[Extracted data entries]
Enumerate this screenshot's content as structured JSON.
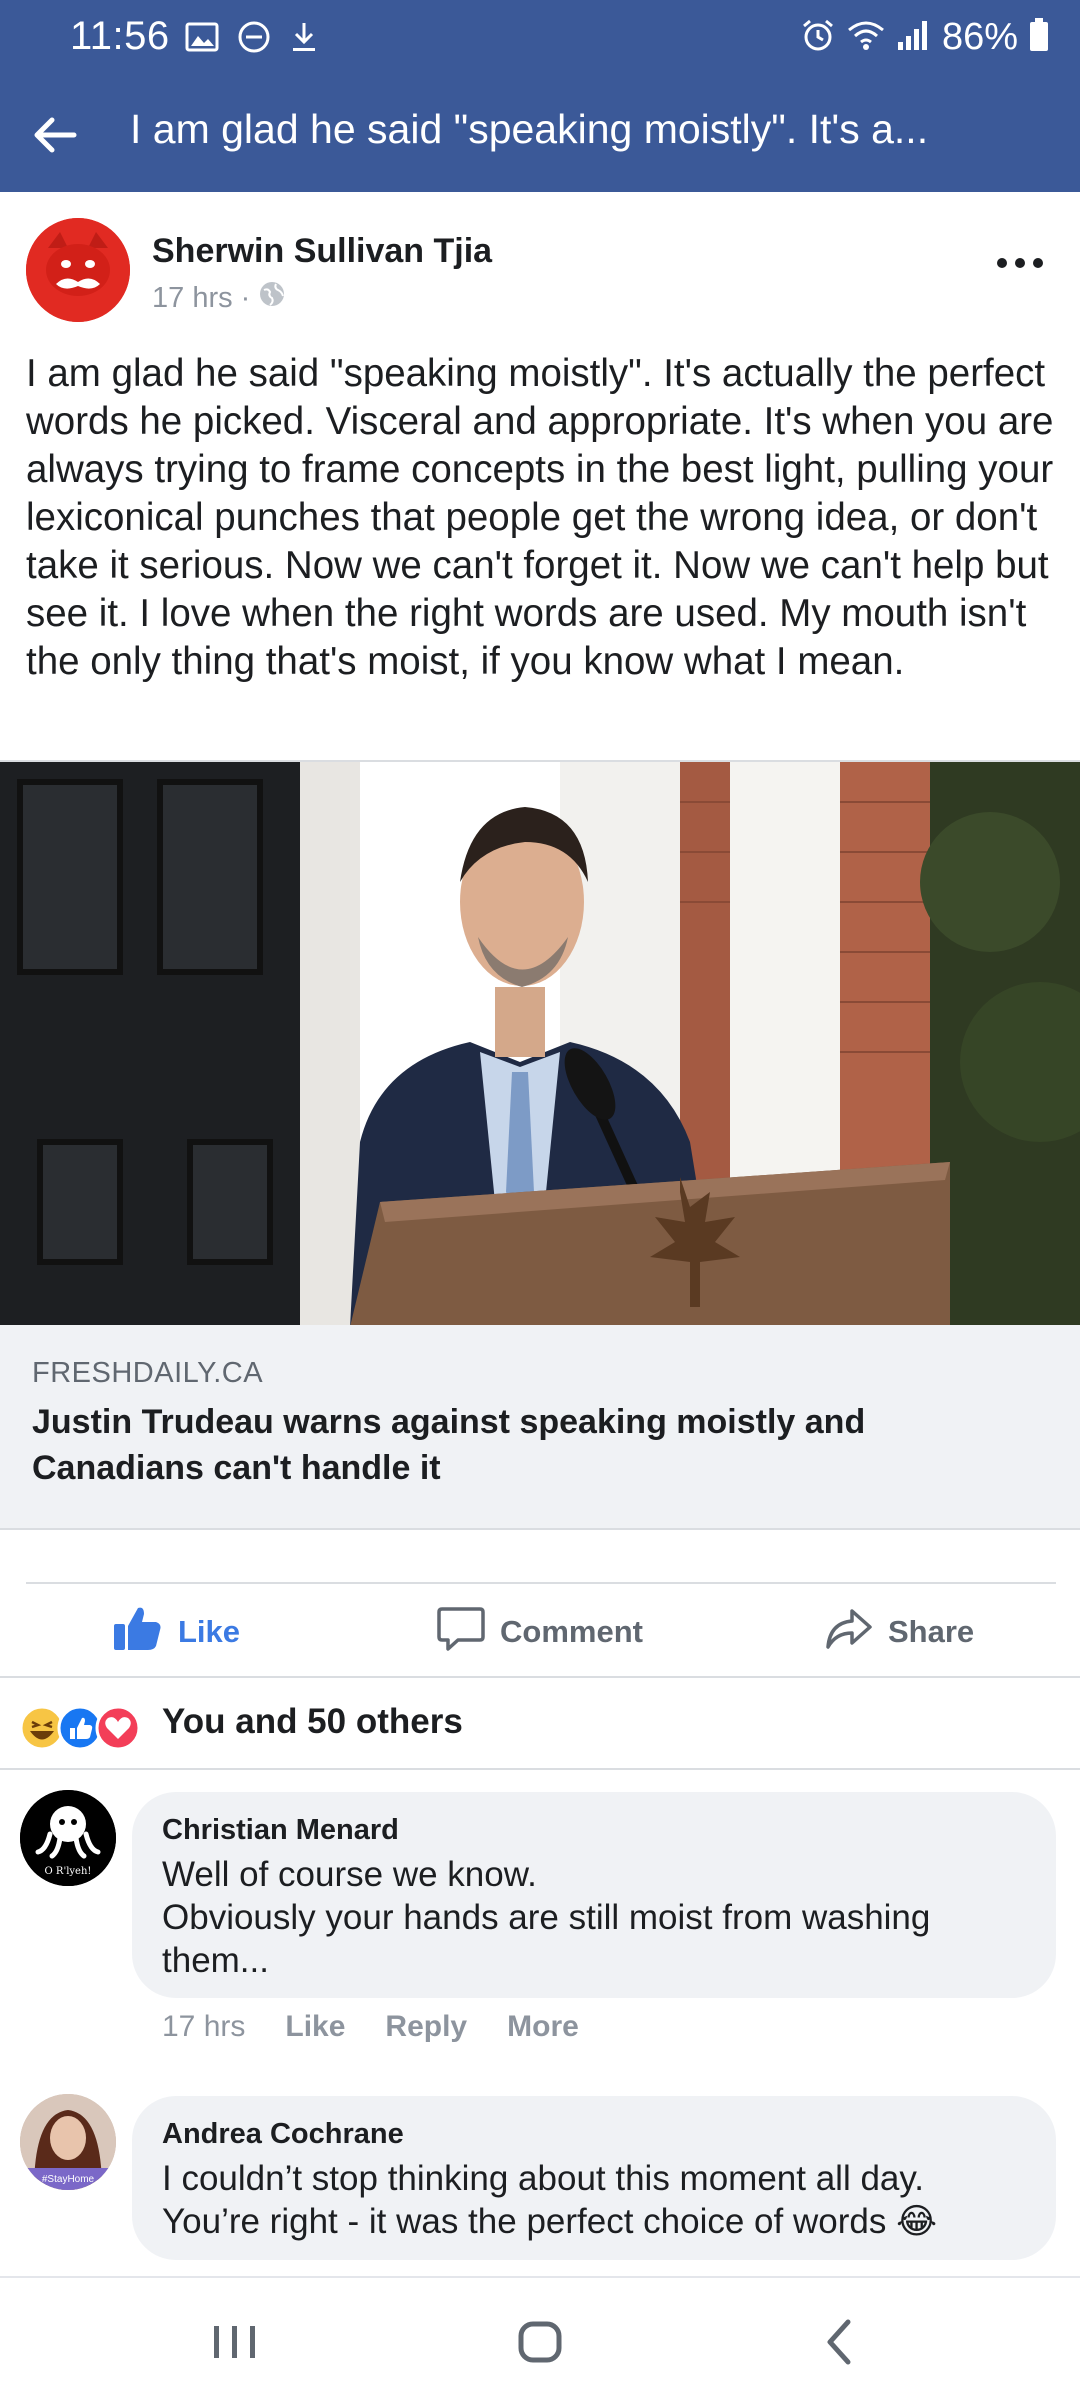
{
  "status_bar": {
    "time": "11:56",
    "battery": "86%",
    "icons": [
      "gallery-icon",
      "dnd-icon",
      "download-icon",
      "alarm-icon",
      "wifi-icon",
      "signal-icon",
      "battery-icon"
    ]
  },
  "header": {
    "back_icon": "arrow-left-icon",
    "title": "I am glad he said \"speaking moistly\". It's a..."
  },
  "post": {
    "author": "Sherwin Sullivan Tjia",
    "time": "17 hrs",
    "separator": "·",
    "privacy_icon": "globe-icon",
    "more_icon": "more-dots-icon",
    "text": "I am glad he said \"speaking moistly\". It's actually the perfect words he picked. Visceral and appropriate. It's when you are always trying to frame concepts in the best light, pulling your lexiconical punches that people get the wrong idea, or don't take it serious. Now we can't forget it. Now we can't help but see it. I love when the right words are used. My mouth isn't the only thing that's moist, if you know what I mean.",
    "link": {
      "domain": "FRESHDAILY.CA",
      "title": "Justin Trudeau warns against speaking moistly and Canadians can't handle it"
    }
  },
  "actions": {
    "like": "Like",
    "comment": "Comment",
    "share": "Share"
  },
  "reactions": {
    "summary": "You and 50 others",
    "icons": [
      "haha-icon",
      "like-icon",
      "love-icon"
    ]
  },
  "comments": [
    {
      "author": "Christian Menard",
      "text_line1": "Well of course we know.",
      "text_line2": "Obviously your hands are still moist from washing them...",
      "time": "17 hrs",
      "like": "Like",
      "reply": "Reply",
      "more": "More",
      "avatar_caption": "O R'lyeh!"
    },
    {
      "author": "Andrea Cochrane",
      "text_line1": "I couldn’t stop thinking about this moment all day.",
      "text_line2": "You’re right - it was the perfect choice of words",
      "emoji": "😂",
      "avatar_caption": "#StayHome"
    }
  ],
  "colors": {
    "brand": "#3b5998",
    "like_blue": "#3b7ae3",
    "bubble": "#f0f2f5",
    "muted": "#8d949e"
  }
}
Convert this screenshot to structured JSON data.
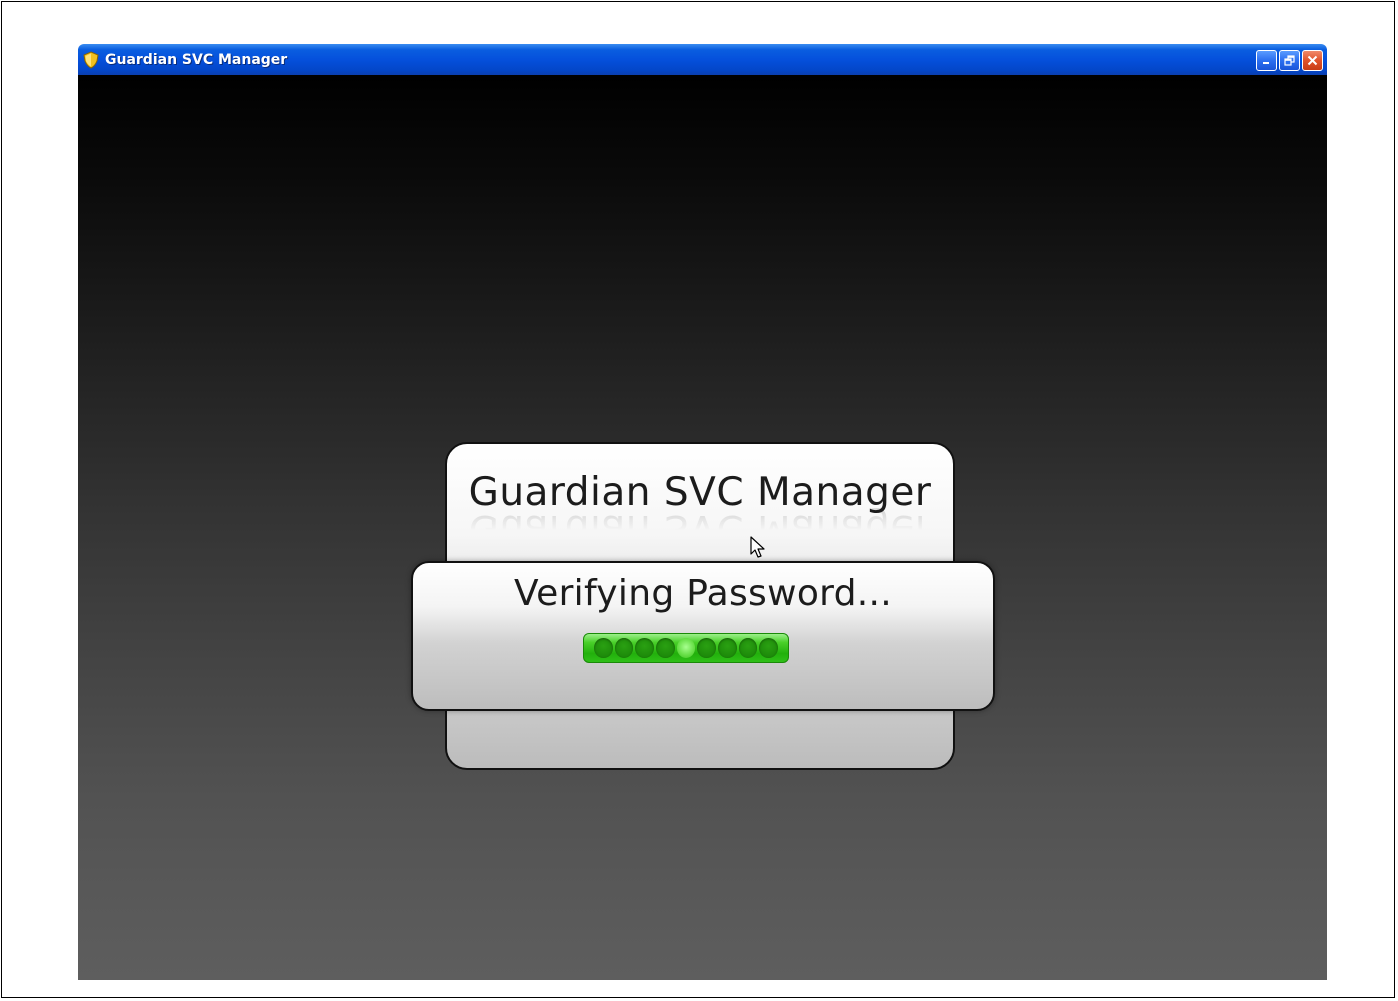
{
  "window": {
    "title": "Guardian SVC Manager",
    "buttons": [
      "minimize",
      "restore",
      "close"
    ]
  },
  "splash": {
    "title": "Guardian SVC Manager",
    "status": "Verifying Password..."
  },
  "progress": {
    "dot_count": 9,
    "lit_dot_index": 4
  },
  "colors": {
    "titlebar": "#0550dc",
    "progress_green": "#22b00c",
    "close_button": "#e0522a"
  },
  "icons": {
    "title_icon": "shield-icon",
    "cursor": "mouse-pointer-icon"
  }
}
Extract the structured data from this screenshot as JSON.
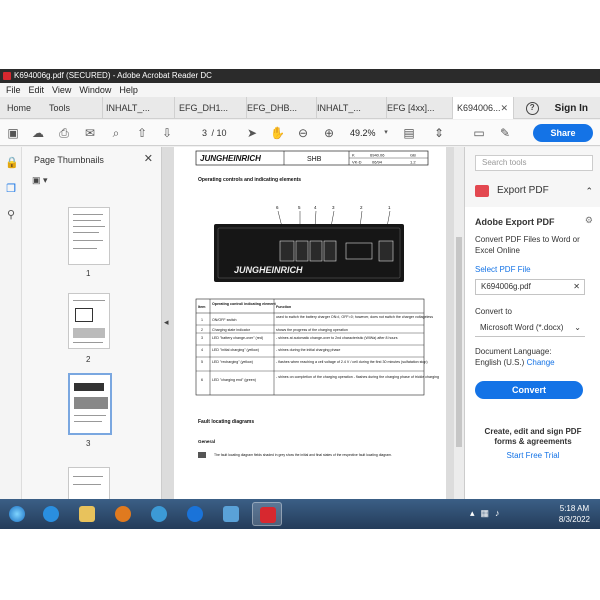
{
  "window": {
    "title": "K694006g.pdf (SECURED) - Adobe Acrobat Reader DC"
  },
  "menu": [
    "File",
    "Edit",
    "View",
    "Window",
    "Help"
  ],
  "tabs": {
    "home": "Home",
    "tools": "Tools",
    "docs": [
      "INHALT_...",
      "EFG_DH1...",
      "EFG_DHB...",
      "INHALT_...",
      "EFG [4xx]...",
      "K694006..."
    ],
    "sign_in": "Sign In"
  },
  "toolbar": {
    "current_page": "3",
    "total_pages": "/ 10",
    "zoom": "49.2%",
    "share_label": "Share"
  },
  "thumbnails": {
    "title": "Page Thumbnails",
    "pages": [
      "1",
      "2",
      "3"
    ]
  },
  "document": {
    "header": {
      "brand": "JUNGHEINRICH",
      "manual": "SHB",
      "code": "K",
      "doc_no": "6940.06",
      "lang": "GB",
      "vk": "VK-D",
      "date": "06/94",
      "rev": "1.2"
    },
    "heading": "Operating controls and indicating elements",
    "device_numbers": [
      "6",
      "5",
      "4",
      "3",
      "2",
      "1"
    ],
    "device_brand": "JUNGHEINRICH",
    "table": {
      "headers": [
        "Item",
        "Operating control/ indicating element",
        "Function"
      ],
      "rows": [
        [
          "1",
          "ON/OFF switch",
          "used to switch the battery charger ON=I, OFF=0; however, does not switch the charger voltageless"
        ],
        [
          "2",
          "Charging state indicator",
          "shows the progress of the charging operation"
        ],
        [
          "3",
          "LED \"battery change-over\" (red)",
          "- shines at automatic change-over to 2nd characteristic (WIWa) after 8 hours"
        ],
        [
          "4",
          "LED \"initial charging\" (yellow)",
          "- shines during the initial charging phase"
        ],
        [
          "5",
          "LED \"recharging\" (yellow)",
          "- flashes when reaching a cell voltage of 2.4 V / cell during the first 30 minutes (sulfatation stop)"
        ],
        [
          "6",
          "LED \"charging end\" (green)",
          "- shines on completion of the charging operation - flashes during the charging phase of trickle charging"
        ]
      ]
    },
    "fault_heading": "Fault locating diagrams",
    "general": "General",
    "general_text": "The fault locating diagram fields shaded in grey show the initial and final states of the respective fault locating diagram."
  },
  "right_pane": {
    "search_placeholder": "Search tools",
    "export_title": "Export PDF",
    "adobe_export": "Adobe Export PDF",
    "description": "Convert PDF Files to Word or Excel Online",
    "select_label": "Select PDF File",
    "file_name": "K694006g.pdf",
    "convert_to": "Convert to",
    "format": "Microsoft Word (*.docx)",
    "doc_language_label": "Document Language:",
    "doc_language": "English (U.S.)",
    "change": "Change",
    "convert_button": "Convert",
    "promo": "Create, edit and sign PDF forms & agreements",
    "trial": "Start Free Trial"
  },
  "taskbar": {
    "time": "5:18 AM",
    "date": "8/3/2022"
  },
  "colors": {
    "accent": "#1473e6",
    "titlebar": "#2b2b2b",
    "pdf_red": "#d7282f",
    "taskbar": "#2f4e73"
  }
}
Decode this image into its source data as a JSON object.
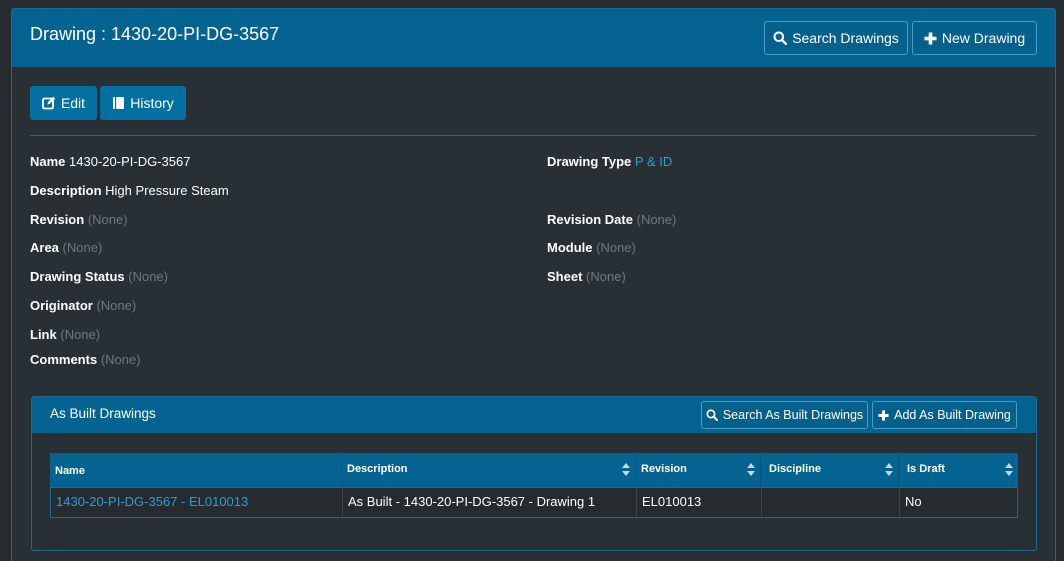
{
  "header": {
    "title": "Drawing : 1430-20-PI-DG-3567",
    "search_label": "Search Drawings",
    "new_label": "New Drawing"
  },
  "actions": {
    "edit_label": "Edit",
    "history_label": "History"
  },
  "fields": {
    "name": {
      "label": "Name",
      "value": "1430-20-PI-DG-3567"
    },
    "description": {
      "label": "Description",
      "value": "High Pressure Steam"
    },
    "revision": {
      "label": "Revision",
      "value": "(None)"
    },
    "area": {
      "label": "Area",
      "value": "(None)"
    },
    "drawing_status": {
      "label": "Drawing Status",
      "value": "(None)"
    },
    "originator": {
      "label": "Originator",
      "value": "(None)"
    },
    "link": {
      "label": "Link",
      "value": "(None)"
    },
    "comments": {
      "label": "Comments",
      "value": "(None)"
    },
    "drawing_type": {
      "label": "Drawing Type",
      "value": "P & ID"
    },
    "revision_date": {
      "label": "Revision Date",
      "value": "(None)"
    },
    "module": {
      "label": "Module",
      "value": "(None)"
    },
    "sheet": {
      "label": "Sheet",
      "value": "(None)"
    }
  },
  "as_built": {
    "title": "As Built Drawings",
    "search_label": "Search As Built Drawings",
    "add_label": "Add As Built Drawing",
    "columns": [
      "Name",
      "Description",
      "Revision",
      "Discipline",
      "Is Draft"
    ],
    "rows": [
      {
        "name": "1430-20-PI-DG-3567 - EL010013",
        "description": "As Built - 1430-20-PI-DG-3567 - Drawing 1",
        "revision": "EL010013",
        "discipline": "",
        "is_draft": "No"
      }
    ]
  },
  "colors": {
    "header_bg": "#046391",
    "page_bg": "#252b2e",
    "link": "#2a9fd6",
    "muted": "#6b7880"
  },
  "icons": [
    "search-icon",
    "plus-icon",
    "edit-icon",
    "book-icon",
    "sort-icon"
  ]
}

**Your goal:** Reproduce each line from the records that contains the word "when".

**Solution for this exercise:**
    "text": "I am glad he said \"speaking moistly\". It's actually the perfect words he picked. Visceral and appropriate. It's when you are always trying to frame concepts in the best light, pulling your lexiconical punches that people get the wrong idea, or don't take it serious. Now we can't forget it. Now we can't help but see it. I love when the right words are used. My mouth isn't the only thing that's moist, if you know what I mean.",
          "- flashes when reaching a cell voltage of 2.4 V / cell during the first 30 minutes (sulfatation stop)"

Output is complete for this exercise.